#### WORK TASK
Quote all lines below exactly. Images stay out.

#### EXERCISE DATA

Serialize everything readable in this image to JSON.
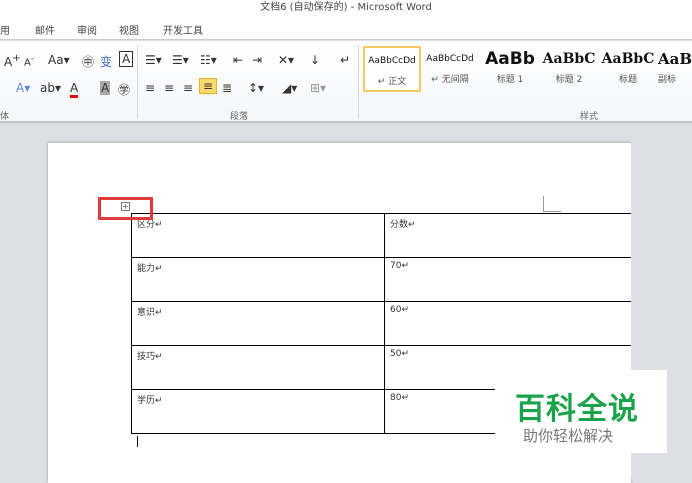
{
  "window": {
    "title": "文档6 (自动保存的) - Microsoft Word"
  },
  "tabs": [
    "用",
    "邮件",
    "审阅",
    "视图",
    "开发工具"
  ],
  "ribbon": {
    "groups": [
      "体",
      "段落",
      "样式"
    ],
    "styles": [
      {
        "preview": "AaBbCcDd",
        "name": "↵ 正文",
        "selected": true
      },
      {
        "preview": "AaBbCcDd",
        "name": "↵ 无间隔"
      },
      {
        "preview": "AaBb",
        "name": "标题 1"
      },
      {
        "preview": "AaBbC",
        "name": "标题 2"
      },
      {
        "preview": "AaBbC",
        "name": "标题"
      },
      {
        "preview": "AaB",
        "name": "副标"
      }
    ]
  },
  "table": {
    "rows": [
      [
        "区分↵",
        "分数↵"
      ],
      [
        "能力↵",
        "70↵"
      ],
      [
        "意识↵",
        "60↵"
      ],
      [
        "技巧↵",
        "50↵"
      ],
      [
        "学历↵",
        "80↵"
      ]
    ]
  },
  "watermark": {
    "title": "百科全说",
    "subtitle": "助你轻松解决"
  }
}
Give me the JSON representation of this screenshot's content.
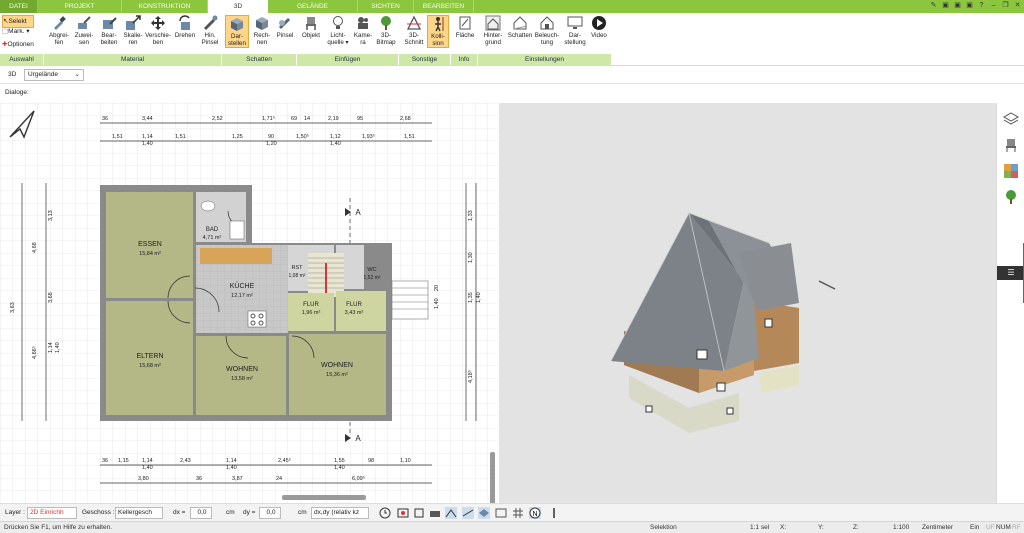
{
  "tabs": [
    "DATEI",
    "PROJEKT",
    "KONSTRUKTION",
    "3D",
    "GELÄNDE",
    "SICHTEN",
    "BEARBEITEN"
  ],
  "auswahl": {
    "selekt": "Selekt",
    "mark": "Mark. ▾",
    "optionen": "Optionen",
    "group": "Auswahl"
  },
  "ribbon": {
    "material": [
      "Abgrei-\nfen",
      "Zuwei-\nsen",
      "Bear-\nbeiten",
      "Skalie-\nren",
      "Verschie-\nben",
      "Drehen",
      "Hin.\nPinsel"
    ],
    "schatten": [
      "Dar-\nstellen",
      "Rech-\nnen",
      "Pinsel"
    ],
    "einfuegen": [
      "Objekt",
      "Licht-\nquelle ▾",
      "Kame-\nra",
      "3D-\nBitmap"
    ],
    "sonstige": [
      "3D-\nSchnitt",
      "Kolli-\nsion"
    ],
    "info": [
      "Fläche"
    ],
    "einstellungen": [
      "Hinter-\ngrund",
      "Schatten",
      "Beleuch-\ntung",
      "Dar-\nstellung",
      "Video"
    ]
  },
  "groups": {
    "material": "Material",
    "schatten": "Schatten",
    "einfuegen": "Einfügen",
    "sonstige": "Sonstige",
    "info": "Info",
    "einstellungen": "Einstellungen"
  },
  "view": {
    "label": "3D",
    "select": "Urgelände",
    "dialoge": "Dialoge:"
  },
  "rooms": [
    {
      "name": "ESSEN",
      "area": "15,84 m²"
    },
    {
      "name": "BAD",
      "area": "4,71 m²"
    },
    {
      "name": "KÜCHE",
      "area": "12,17 m²"
    },
    {
      "name": "FLUR",
      "area": "1,96 m²"
    },
    {
      "name": "FLUR",
      "area": "3,43 m²"
    },
    {
      "name": "ELTERN",
      "area": "15,68 m²"
    },
    {
      "name": "WOHNEN",
      "area": "13,58 m²"
    },
    {
      "name": "WOHNEN",
      "area": "15,36 m²"
    },
    {
      "name": "WC",
      "area": "1,52 m²"
    },
    {
      "name": "RST",
      "area": "1,08 m²"
    }
  ],
  "dims": {
    "top1": [
      "36",
      "3,44",
      "2,52",
      "1,71⁵",
      "69",
      "14",
      "2,19",
      "95",
      "2,68"
    ],
    "top2": [
      "1,51",
      "1,14",
      "1,40",
      "1,51",
      "1,25",
      "90",
      "1,20",
      "1,50⁵",
      "1,12",
      "1,40",
      "1,93⁵",
      "1,51"
    ],
    "bottom1": [
      "36",
      "1,15",
      "1,14",
      "1,40",
      "2,43",
      "1,14",
      "1,40",
      "2,45⁵",
      "1,55",
      "1,40",
      "98",
      "1,10"
    ],
    "bottom2": [
      "3,80",
      "36",
      "3,87",
      "24",
      "6,09⁵"
    ],
    "left": [
      "3,13",
      "4,68",
      "3,68",
      "4,66⁵",
      "1,14",
      "1,40",
      "3,63"
    ],
    "right": [
      "1,33",
      "1,30",
      "1,35",
      "1,40",
      "4,18⁵",
      "20",
      "1,40"
    ],
    "section": "A"
  },
  "status": {
    "layer_label": "Layer :",
    "layer": "2D Einrichh",
    "geschoss_label": "Geschoss :",
    "geschoss": "Kellergesch",
    "dx_label": "dx =",
    "dx": "0,0",
    "unit1": "cm",
    "dy_label": "dy =",
    "dy": "0,0",
    "unit2": "cm",
    "rel": "dx,dy (relativ kz"
  },
  "footer": {
    "help": "Drücken Sie F1, um Hilfe zu erhalten.",
    "mode": "Selektion",
    "scale1": "1:1 sel",
    "x": "X:",
    "y": "Y:",
    "z": "Z:",
    "scale": "1:100",
    "unit": "Zentimeter",
    "ein": "Ein",
    "uf": "UF",
    "num": "NUM",
    "rf": "RF"
  },
  "colors": {
    "green": "#8cc63f",
    "floor": "#b3b886",
    "kitchen": "#c5c5c5",
    "wall": "#8a8a8a"
  }
}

#### SOLUTION FOR THIS TASK
Serialize everything readable in this image to JSON.
{
  "window": {
    "title": "文档6 (自动保存的) - Microsoft Word"
  },
  "tabs": [
    "用",
    "邮件",
    "审阅",
    "视图",
    "开发工具"
  ],
  "ribbon": {
    "groups": [
      "体",
      "段落",
      "样式"
    ],
    "styles": [
      {
        "preview": "AaBbCcDd",
        "name": "↵ 正文",
        "selected": true
      },
      {
        "preview": "AaBbCcDd",
        "name": "↵ 无间隔"
      },
      {
        "preview": "AaBb",
        "name": "标题 1"
      },
      {
        "preview": "AaBbC",
        "name": "标题 2"
      },
      {
        "preview": "AaBbC",
        "name": "标题"
      },
      {
        "preview": "AaB",
        "name": "副标"
      }
    ]
  },
  "table": {
    "rows": [
      [
        "区分↵",
        "分数↵"
      ],
      [
        "能力↵",
        "70↵"
      ],
      [
        "意识↵",
        "60↵"
      ],
      [
        "技巧↵",
        "50↵"
      ],
      [
        "学历↵",
        "80↵"
      ]
    ]
  },
  "watermark": {
    "title": "百科全说",
    "subtitle": "助你轻松解决"
  }
}
Give me the JSON representation of this screenshot's content.
{
  "tabs": [
    "DATEI",
    "PROJEKT",
    "KONSTRUKTION",
    "3D",
    "GELÄNDE",
    "SICHTEN",
    "BEARBEITEN"
  ],
  "auswahl": {
    "selekt": "Selekt",
    "mark": "Mark. ▾",
    "optionen": "Optionen",
    "group": "Auswahl"
  },
  "ribbon": {
    "material": [
      "Abgrei-\nfen",
      "Zuwei-\nsen",
      "Bear-\nbeiten",
      "Skalie-\nren",
      "Verschie-\nben",
      "Drehen",
      "Hin.\nPinsel"
    ],
    "schatten": [
      "Dar-\nstellen",
      "Rech-\nnen",
      "Pinsel"
    ],
    "einfuegen": [
      "Objekt",
      "Licht-\nquelle ▾",
      "Kame-\nra",
      "3D-\nBitmap"
    ],
    "sonstige": [
      "3D-\nSchnitt",
      "Kolli-\nsion"
    ],
    "info": [
      "Fläche"
    ],
    "einstellungen": [
      "Hinter-\ngrund",
      "Schatten",
      "Beleuch-\ntung",
      "Dar-\nstellung",
      "Video"
    ]
  },
  "groups": {
    "material": "Material",
    "schatten": "Schatten",
    "einfuegen": "Einfügen",
    "sonstige": "Sonstige",
    "info": "Info",
    "einstellungen": "Einstellungen"
  },
  "view": {
    "label": "3D",
    "select": "Urgelände",
    "dialoge": "Dialoge:"
  },
  "rooms": [
    {
      "name": "ESSEN",
      "area": "15,84 m²"
    },
    {
      "name": "BAD",
      "area": "4,71 m²"
    },
    {
      "name": "KÜCHE",
      "area": "12,17 m²"
    },
    {
      "name": "FLUR",
      "area": "1,96 m²"
    },
    {
      "name": "FLUR",
      "area": "3,43 m²"
    },
    {
      "name": "ELTERN",
      "area": "15,68 m²"
    },
    {
      "name": "WOHNEN",
      "area": "13,58 m²"
    },
    {
      "name": "WOHNEN",
      "area": "15,36 m²"
    },
    {
      "name": "WC",
      "area": "1,52 m²"
    },
    {
      "name": "RST",
      "area": "1,08 m²"
    }
  ],
  "dims": {
    "top1": [
      "36",
      "3,44",
      "2,52",
      "1,71⁵",
      "69",
      "14",
      "2,19",
      "95",
      "2,68"
    ],
    "top2": [
      "1,51",
      "1,14",
      "1,40",
      "1,51",
      "1,25",
      "90",
      "1,20",
      "1,50⁵",
      "1,12",
      "1,40",
      "1,93⁵",
      "1,51"
    ],
    "bottom1": [
      "36",
      "1,15",
      "1,14",
      "1,40",
      "2,43",
      "1,14",
      "1,40",
      "2,45⁵",
      "1,55",
      "1,40",
      "98",
      "1,10"
    ],
    "bottom2": [
      "3,80",
      "36",
      "3,87",
      "24",
      "6,09⁵"
    ],
    "left": [
      "3,13",
      "4,68",
      "3,68",
      "4,66⁵",
      "1,14",
      "1,40",
      "3,63"
    ],
    "right": [
      "1,33",
      "1,30",
      "1,35",
      "1,40",
      "4,18⁵",
      "20",
      "1,40"
    ],
    "section": "A"
  },
  "status": {
    "layer_label": "Layer :",
    "layer": "2D Einrichh",
    "geschoss_label": "Geschoss :",
    "geschoss": "Kellergesch",
    "dx_label": "dx =",
    "dx": "0,0",
    "unit1": "cm",
    "dy_label": "dy =",
    "dy": "0,0",
    "unit2": "cm",
    "rel": "dx,dy (relativ kz"
  },
  "footer": {
    "help": "Drücken Sie F1, um Hilfe zu erhalten.",
    "mode": "Selektion",
    "scale1": "1:1 sel",
    "x": "X:",
    "y": "Y:",
    "z": "Z:",
    "scale": "1:100",
    "unit": "Zentimeter",
    "ein": "Ein",
    "uf": "UF",
    "num": "NUM",
    "rf": "RF"
  },
  "colors": {
    "green": "#8cc63f",
    "floor": "#b3b886",
    "kitchen": "#c5c5c5",
    "wall": "#8a8a8a"
  }
}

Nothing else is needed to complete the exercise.